The Synagogue stands close to the city centre, near the Teatro Verdi and the church of S. Andrea. It was inaugurated in September 1595, and is still used for worship. Jews are known to have been in Pisa at least since the end of the 14thcentury and the building that once occupied the space where the Temple now stands was already let to a family of Israelites in 1434.
The early nucleus of the Synagogue was basically just one house but later other rooms and storerooms were added, allowing a kosher butcher and baths for ritual ablutions to be opened adjacent to it. In 1780, the year when even the Grand Duke Peter Leopold visited the temple, it was the pride of the Pisan Jewish Community for its size and beauty.

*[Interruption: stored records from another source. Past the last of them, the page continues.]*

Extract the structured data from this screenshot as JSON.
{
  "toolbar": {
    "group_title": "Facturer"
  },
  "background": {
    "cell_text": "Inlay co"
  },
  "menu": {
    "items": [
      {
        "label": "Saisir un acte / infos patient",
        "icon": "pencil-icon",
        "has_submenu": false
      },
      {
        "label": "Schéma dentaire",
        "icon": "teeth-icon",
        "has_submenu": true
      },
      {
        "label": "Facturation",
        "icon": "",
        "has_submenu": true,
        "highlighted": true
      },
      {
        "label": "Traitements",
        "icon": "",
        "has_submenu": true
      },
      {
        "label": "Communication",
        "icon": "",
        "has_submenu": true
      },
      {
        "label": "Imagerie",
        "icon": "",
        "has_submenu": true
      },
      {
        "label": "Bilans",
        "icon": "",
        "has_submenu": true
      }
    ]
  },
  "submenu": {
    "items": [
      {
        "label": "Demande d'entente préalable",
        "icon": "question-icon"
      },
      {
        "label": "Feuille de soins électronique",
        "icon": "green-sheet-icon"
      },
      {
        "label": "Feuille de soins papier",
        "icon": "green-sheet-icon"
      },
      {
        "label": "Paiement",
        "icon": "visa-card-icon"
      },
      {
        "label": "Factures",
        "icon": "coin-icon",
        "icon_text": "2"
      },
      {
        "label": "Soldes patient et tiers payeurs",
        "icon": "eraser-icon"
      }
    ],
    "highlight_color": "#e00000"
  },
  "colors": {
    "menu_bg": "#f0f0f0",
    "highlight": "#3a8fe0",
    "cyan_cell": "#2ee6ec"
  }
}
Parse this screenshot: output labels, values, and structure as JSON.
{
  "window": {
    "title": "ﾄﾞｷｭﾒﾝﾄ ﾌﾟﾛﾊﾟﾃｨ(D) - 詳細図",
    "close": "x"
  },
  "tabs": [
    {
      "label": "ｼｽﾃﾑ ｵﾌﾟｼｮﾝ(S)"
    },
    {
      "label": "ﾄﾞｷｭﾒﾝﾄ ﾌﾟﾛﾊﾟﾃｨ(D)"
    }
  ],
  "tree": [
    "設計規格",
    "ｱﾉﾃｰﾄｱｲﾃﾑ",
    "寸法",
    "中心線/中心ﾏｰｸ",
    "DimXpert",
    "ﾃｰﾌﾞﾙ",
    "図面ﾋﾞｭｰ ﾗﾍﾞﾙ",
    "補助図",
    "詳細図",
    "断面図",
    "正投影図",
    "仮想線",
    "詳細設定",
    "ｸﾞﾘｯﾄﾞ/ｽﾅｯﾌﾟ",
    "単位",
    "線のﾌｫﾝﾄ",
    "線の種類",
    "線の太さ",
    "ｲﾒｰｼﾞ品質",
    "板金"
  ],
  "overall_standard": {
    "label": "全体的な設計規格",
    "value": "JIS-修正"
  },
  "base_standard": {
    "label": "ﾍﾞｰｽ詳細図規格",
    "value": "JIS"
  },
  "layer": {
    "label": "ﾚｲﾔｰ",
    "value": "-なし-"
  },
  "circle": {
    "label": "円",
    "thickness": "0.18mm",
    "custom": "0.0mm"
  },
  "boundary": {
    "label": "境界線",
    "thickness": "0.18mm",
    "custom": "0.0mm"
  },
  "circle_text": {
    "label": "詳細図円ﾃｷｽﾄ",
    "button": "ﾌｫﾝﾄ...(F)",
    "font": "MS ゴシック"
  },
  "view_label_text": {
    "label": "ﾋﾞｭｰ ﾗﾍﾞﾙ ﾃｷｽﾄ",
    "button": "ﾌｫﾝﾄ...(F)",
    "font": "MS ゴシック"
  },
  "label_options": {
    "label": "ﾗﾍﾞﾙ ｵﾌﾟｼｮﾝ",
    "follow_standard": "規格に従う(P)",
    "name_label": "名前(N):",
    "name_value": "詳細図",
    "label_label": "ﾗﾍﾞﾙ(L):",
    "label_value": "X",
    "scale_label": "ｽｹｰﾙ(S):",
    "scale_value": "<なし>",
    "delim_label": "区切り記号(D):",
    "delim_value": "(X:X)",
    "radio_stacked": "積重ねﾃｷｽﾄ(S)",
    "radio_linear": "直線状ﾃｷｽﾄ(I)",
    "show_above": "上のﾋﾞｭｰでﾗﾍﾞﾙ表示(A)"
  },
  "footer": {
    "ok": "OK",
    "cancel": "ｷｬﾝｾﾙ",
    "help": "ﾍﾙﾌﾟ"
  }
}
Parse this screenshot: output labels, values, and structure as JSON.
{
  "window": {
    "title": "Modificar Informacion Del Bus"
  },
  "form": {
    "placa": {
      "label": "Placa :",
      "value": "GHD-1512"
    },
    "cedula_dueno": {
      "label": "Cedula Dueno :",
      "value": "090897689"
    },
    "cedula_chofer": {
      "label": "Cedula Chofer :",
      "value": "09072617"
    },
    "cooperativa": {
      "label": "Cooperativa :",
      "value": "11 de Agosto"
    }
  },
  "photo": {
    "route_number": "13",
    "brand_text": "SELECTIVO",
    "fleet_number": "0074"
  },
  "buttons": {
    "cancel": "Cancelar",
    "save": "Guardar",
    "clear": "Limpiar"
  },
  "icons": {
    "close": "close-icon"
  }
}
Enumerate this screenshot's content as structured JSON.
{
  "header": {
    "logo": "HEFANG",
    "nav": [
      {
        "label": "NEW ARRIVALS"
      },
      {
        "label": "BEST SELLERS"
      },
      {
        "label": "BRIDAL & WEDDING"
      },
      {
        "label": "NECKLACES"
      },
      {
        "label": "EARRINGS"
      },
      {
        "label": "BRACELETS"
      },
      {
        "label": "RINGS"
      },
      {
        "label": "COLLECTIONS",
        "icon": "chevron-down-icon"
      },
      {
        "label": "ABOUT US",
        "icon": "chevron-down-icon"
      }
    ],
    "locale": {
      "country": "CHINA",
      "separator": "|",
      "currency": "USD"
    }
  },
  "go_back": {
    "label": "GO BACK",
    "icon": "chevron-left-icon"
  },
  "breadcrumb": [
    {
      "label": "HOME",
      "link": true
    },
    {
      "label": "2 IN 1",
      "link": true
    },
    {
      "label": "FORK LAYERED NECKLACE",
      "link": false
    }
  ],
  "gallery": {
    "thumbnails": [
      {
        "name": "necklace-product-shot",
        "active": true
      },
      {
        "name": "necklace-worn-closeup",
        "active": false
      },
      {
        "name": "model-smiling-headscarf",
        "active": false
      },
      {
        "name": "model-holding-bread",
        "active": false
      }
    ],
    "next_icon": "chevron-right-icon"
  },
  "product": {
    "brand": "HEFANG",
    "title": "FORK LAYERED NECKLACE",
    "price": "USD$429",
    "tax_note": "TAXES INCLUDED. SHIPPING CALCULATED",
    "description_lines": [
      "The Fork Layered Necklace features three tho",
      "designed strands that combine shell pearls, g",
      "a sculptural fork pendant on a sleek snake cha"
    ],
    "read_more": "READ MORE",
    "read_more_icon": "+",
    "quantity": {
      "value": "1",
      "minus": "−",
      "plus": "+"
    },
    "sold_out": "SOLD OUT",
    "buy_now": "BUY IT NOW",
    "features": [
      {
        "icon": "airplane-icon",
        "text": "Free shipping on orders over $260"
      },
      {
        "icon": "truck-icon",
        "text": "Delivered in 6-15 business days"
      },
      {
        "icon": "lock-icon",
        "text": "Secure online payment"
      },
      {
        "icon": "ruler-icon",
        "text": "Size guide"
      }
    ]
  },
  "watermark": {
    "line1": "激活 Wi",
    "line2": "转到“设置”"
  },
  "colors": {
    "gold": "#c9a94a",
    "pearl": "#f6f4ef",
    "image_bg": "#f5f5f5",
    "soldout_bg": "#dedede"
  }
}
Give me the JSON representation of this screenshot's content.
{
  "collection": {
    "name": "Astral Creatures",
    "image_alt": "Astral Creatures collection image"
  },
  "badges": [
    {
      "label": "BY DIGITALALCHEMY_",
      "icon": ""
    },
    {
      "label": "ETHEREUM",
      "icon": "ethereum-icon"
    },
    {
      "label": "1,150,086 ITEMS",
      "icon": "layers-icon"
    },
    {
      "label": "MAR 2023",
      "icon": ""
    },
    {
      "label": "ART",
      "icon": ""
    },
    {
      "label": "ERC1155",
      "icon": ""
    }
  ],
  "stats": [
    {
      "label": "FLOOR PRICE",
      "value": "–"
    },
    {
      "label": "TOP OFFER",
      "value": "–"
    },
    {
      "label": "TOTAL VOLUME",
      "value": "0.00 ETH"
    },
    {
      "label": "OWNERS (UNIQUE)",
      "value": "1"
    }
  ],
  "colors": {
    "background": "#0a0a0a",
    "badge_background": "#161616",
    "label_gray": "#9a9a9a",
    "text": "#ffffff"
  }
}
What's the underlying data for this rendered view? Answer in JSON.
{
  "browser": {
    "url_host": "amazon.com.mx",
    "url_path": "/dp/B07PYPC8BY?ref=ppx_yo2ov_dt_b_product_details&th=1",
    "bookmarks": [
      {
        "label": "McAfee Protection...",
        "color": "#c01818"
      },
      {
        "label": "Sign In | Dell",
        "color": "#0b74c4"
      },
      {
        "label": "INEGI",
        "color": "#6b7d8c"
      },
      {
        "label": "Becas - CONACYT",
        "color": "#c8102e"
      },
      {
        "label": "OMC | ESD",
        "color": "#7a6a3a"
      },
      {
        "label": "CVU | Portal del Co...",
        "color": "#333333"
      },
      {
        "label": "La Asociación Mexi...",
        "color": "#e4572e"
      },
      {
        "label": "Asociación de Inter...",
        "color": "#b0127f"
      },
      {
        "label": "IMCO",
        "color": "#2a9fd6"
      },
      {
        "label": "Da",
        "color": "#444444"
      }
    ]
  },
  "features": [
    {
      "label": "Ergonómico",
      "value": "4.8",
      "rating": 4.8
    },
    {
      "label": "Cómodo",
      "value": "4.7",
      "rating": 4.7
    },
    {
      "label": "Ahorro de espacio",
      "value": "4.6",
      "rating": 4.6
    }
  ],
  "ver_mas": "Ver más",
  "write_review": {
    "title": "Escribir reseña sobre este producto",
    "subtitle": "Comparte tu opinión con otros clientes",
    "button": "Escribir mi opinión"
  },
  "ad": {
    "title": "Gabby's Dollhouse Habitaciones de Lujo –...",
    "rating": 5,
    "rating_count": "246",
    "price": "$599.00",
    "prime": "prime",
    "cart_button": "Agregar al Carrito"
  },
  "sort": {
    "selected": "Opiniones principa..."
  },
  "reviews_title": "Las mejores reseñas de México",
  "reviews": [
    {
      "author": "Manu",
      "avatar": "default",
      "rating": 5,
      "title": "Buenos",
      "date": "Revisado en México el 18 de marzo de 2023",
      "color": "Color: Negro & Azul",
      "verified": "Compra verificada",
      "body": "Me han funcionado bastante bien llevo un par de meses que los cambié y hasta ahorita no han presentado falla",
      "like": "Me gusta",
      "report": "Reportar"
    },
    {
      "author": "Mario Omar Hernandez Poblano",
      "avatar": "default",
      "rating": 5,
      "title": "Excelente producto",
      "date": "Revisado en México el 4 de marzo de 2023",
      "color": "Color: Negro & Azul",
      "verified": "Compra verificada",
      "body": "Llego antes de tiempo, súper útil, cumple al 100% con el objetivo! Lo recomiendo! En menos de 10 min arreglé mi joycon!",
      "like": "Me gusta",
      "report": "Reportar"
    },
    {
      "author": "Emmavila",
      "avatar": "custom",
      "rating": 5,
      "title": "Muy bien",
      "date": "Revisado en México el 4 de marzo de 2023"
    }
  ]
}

The Synagogue has changed since the Grand Duke’s day. It was completely restructured in 1861-65, by the architect Treves from Vercelli (1814-1898), who had studied in Paris and London and had taken part in re-structuring the Louvre and the Tuileries. He aimed to create a geometric, linear building, similar in style to the Tuscan Renaissance. The rooms inside were enlarged and the ceilings raised and decorated with refined classical details still visible, such as the painted ceiling in the place of worship, the Aron in the shape of an aedicule with a triangular pediment and Corinthian columns, the false coffered ceiling and the women’s gallery resting on columns with ionic capitals and a baluster of Corinthian columns.